Thursday, August 23, 2007

The legacy of hopes

Sometimes, I doubt the capabilities of human beings withstanding the full thrust of agony and suffering. We seemed so fragile; at any given moment we could crack under the immense pressure of world’s unforgiving nature and eventually break into million pieces. Before this, I felt my world crumbling down on me, with a lot of unexpected things knocking on my door and lot od due dates and datelines to be met. But, this particular place called PERNIM in Cheras Baru has opened my eyes to the reality of life, and how my problems are just bubbles compared to the sea of anguish and torment the children there are swimming in. This place houses abandoned children who their bodies are ravaged by the HIV virus, with no parents to go to, and ever thirsty for love and care. We spent 3 days there, playing with them, put them to sleep, teaching them a few lessons on life, and giving them the love and hope that they deserve and should have. Honestly at first, we felt quite anxious due to the reality that we are handling children who have the virus that there is still no cure for and the only barrier between us and the virus is just our skin. But, when we arrived there, every single negative perception that mingles in our heads receded. We were greeted with joyous laughs and smiles by the children there and judging from their appearances, we just could not apprehend the fact that this sweet, demure, innocent children are HIV positive. We wonder, what did they do to deserve this kind of punishment? Why life seems so unfair? The ‘Mama’ over there just explain briefly the background of the home and the history of the children who live there. If you could spend time with them, you’ll find out that these children are utterly independent and friendly, especially the babies there. They could sleep in your arms even you just have been there for 1 day. After every Maghrib solats, we would have a chat with them, trying to know them much better. A child there said, in his own words that his dad died and his mom would bring ‘new dads’ every night to his home. And there’s another child, she’s blind, her flesh was once ravaged by flesh-eating germs, she has a foot smaller than the another, and the only things she could say are her name, her age, and the Arabic characters. She was found abandoned, with dirt all over her body and left alone. Are we worse than animals? Even animals have more compassion than us if this is how we act. Those 3 days with them have created a strong family-like bond between us and the children and it was just heart-braking to just say goodbye to them. Those small kisses and gentle hugs I got from all of these children will indeed be the one of the most memorable experience in my life. Living in a picture perfect family, the only place where I could find this kind of stories before this visit was just in television dramas. But now, I have seen the dark side of life which I didn’t realize its existence before. One thing which marvels me the most is how these children could move on with their lives, after going through immense pain and hardships and still being able to carve the biggest smile on their faces? They, to me, are living and walking legacies of the human spirit and how believing in hopes and dreams could bring you out of life’s greatest challenges. Some of them want to be doctors, pilots, and soldiers and even though their future appeared dim, but ironically, this is the place where hopes shine the brightest.
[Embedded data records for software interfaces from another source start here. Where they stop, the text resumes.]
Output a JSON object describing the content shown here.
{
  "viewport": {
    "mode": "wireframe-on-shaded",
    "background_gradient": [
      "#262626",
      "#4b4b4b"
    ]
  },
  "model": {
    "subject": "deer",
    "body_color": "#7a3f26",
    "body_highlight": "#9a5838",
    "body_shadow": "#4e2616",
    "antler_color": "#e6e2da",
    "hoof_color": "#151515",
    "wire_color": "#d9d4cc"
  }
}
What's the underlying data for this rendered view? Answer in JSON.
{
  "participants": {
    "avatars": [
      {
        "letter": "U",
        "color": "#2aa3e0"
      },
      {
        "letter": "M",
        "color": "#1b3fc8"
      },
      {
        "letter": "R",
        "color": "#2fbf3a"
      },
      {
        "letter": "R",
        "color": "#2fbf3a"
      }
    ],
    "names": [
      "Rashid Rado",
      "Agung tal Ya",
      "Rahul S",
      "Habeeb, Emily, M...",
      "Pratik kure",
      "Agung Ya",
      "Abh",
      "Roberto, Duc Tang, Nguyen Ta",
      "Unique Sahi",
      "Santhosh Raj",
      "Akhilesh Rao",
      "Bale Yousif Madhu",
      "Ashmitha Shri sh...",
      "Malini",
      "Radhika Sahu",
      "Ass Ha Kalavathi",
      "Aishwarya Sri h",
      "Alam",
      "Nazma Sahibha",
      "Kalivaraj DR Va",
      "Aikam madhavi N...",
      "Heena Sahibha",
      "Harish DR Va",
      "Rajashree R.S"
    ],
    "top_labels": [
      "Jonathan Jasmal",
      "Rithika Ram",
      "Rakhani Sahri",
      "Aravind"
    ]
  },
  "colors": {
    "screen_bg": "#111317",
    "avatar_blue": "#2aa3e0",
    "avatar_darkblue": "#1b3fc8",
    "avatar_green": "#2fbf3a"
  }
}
I have faith, no doubt, that these children have the capabilities and the strength to achieve where no man has achieved before. And in the end of the day, I realized that these children have made me understand that life is not all about receiving, but its more on giving, may it be hope, love, or anything else. And, indeed, even though hopes and dreams seemed irreversibly destroyed, they are actually not. We just need to keep on believing, and have a little more faith.